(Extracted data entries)
- - -
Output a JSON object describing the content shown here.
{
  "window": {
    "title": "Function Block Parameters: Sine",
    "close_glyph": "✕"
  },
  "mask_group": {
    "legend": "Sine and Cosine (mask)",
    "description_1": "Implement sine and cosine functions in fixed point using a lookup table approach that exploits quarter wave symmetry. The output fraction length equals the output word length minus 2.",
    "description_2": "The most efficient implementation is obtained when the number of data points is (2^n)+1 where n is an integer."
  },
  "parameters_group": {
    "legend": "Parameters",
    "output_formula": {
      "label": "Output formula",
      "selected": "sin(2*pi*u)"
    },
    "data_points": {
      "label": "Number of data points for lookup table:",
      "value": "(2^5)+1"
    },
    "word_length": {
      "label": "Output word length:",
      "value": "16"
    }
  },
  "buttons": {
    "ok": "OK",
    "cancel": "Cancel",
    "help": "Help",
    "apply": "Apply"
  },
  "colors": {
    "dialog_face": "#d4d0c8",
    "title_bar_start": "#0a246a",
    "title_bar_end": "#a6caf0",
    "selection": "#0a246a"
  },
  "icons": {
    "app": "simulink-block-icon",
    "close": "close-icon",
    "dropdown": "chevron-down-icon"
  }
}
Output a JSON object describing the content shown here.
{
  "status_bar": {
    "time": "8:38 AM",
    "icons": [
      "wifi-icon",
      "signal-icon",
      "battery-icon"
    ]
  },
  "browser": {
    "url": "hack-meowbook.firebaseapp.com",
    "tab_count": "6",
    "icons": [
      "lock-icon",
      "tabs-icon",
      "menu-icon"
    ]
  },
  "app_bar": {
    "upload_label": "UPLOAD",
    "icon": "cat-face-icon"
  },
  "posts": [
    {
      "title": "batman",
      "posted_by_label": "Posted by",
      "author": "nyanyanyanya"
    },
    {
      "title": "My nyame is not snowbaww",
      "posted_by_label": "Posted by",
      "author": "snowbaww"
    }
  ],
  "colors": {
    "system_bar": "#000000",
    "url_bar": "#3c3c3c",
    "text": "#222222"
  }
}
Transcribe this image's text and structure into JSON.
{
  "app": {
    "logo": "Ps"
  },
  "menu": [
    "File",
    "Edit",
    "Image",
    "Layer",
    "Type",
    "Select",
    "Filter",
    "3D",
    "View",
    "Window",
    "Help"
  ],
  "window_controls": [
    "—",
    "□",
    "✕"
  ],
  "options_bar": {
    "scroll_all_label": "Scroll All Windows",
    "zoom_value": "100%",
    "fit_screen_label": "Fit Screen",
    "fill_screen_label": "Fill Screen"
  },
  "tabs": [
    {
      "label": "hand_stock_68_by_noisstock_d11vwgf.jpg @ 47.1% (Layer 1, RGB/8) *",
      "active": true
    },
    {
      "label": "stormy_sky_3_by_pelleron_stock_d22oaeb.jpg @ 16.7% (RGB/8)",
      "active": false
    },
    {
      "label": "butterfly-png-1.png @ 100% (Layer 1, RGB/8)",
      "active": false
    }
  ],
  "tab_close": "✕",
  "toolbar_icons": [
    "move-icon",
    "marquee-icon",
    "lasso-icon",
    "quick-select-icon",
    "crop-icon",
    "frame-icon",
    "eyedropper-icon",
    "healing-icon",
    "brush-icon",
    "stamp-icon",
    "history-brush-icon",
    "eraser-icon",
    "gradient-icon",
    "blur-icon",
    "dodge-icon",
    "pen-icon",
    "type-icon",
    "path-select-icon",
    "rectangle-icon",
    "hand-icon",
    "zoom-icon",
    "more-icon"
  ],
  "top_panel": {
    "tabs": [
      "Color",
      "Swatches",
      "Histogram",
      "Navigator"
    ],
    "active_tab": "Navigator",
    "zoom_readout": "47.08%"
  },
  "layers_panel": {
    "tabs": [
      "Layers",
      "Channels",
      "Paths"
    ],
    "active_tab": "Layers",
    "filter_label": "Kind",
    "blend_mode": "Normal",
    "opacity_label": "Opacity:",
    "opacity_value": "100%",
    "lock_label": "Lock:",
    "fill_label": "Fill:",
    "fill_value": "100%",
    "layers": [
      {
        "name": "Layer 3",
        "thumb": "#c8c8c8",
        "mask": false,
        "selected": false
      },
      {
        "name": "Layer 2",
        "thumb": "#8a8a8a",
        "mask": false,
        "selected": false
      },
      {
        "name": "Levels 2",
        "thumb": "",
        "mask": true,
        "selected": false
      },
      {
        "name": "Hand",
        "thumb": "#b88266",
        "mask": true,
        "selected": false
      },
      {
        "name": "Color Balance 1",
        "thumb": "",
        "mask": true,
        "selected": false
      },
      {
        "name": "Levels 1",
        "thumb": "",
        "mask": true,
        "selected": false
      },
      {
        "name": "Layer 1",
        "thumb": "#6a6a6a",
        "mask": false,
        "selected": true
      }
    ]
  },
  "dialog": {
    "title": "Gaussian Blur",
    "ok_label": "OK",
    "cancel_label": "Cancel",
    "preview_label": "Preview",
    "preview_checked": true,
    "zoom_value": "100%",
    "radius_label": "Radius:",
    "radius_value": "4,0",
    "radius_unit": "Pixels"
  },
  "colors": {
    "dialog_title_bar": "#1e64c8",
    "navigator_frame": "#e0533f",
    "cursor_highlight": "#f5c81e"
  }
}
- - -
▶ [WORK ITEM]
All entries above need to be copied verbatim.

▶ [OUTPUT FOR THIS TASK]
Output a JSON object describing the content shown here.
{
  "window": {
    "title": "Function Block Parameters: Sine",
    "close_glyph": "✕"
  },
  "mask_group": {
    "legend": "Sine and Cosine (mask)",
    "description_1": "Implement sine and cosine functions in fixed point using a lookup table approach that exploits quarter wave symmetry. The output fraction length equals the output word length minus 2.",
    "description_2": "The most efficient implementation is obtained when the number of data points is (2^n)+1 where n is an integer."
  },
  "parameters_group": {
    "legend": "Parameters",
    "output_formula": {
      "label": "Output formula",
      "selected": "sin(2*pi*u)"
    },
    "data_points": {
      "label": "Number of data points for lookup table:",
      "value": "(2^5)+1"
    },
    "word_length": {
      "label": "Output word length:",
      "value": "16"
    }
  },
  "buttons": {
    "ok": "OK",
    "cancel": "Cancel",
    "help": "Help",
    "apply": "Apply"
  },
  "colors": {
    "dialog_face": "#d4d0c8",
    "title_bar_start": "#0a246a",
    "title_bar_end": "#a6caf0",
    "selection": "#0a246a"
  },
  "icons": {
    "app": "simulink-block-icon",
    "close": "close-icon",
    "dropdown": "chevron-down-icon"
  }
}
Output a JSON object describing the content shown here.
{
  "status_bar": {
    "time": "8:38 AM",
    "icons": [
      "wifi-icon",
      "signal-icon",
      "battery-icon"
    ]
  },
  "browser": {
    "url": "hack-meowbook.firebaseapp.com",
    "tab_count": "6",
    "icons": [
      "lock-icon",
      "tabs-icon",
      "menu-icon"
    ]
  },
  "app_bar": {
    "upload_label": "UPLOAD",
    "icon": "cat-face-icon"
  },
  "posts": [
    {
      "title": "batman",
      "posted_by_label": "Posted by",
      "author": "nyanyanyanya"
    },
    {
      "title": "My nyame is not snowbaww",
      "posted_by_label": "Posted by",
      "author": "snowbaww"
    }
  ],
  "colors": {
    "system_bar": "#000000",
    "url_bar": "#3c3c3c",
    "text": "#222222"
  }
}
Transcribe this image's text and structure into JSON.
{
  "app": {
    "logo": "Ps"
  },
  "menu": [
    "File",
    "Edit",
    "Image",
    "Layer",
    "Type",
    "Select",
    "Filter",
    "3D",
    "View",
    "Window",
    "Help"
  ],
  "window_controls": [
    "—",
    "□",
    "✕"
  ],
  "options_bar": {
    "scroll_all_label": "Scroll All Windows",
    "zoom_value": "100%",
    "fit_screen_label": "Fit Screen",
    "fill_screen_label": "Fill Screen"
  },
  "tabs": [
    {
      "label": "hand_stock_68_by_noisstock_d11vwgf.jpg @ 47.1% (Layer 1, RGB/8) *",
      "active": true
    },
    {
      "label": "stormy_sky_3_by_pelleron_stock_d22oaeb.jpg @ 16.7% (RGB/8)",
      "active": false
    },
    {
      "label": "butterfly-png-1.png @ 100% (Layer 1, RGB/8)",
      "active": false
    }
  ],
  "tab_close": "✕",
  "toolbar_icons": [
    "move-icon",
    "marquee-icon",
    "lasso-icon",
    "quick-select-icon",
    "crop-icon",
    "frame-icon",
    "eyedropper-icon",
    "healing-icon",
    "brush-icon",
    "stamp-icon",
    "history-brush-icon",
    "eraser-icon",
    "gradient-icon",
    "blur-icon",
    "dodge-icon",
    "pen-icon",
    "type-icon",
    "path-select-icon",
    "rectangle-icon",
    "hand-icon",
    "zoom-icon",
    "more-icon"
  ],
  "top_panel": {
    "tabs": [
      "Color",
      "Swatches",
      "Histogram",
      "Navigator"
    ],
    "active_tab": "Navigator",
    "zoom_readout": "47.08%"
  },
  "layers_panel": {
    "tabs": [
      "Layers",
      "Channels",
      "Paths"
    ],
    "active_tab": "Layers",
    "filter_label": "Kind",
    "blend_mode": "Normal",
    "opacity_label": "Opacity:",
    "opacity_value": "100%",
    "lock_label": "Lock:",
    "fill_label": "Fill:",
    "fill_value": "100%",
    "layers": [
      {
        "name": "Layer 3",
        "thumb": "#c8c8c8",
        "mask": false,
        "selected": false
      },
      {
        "name": "Layer 2",
        "thumb": "#8a8a8a",
        "mask": false,
        "selected": false
      },
      {
        "name": "Levels 2",
        "thumb": "",
        "mask": true,
        "selected": false
      },
      {
        "name": "Hand",
        "thumb": "#b88266",
        "mask": true,
        "selected": false
      },
      {
        "name": "Color Balance 1",
        "thumb": "",
        "mask": true,
        "selected": false
      },
      {
        "name": "Levels 1",
        "thumb": "",
        "mask": true,
        "selected": false
      },
      {
        "name": "Layer 1",
        "thumb": "#6a6a6a",
        "mask": false,
        "selected": true
      }
    ]
  },
  "dialog": {
    "title": "Gaussian Blur",
    "ok_label": "OK",
    "cancel_label": "Cancel",
    "preview_label": "Preview",
    "preview_checked": true,
    "zoom_value": "100%",
    "radius_label": "Radius:",
    "radius_value": "4,0",
    "radius_unit": "Pixels"
  },
  "colors": {
    "dialog_title_bar": "#1e64c8",
    "navigator_frame": "#e0533f",
    "cursor_highlight": "#f5c81e"
  }
}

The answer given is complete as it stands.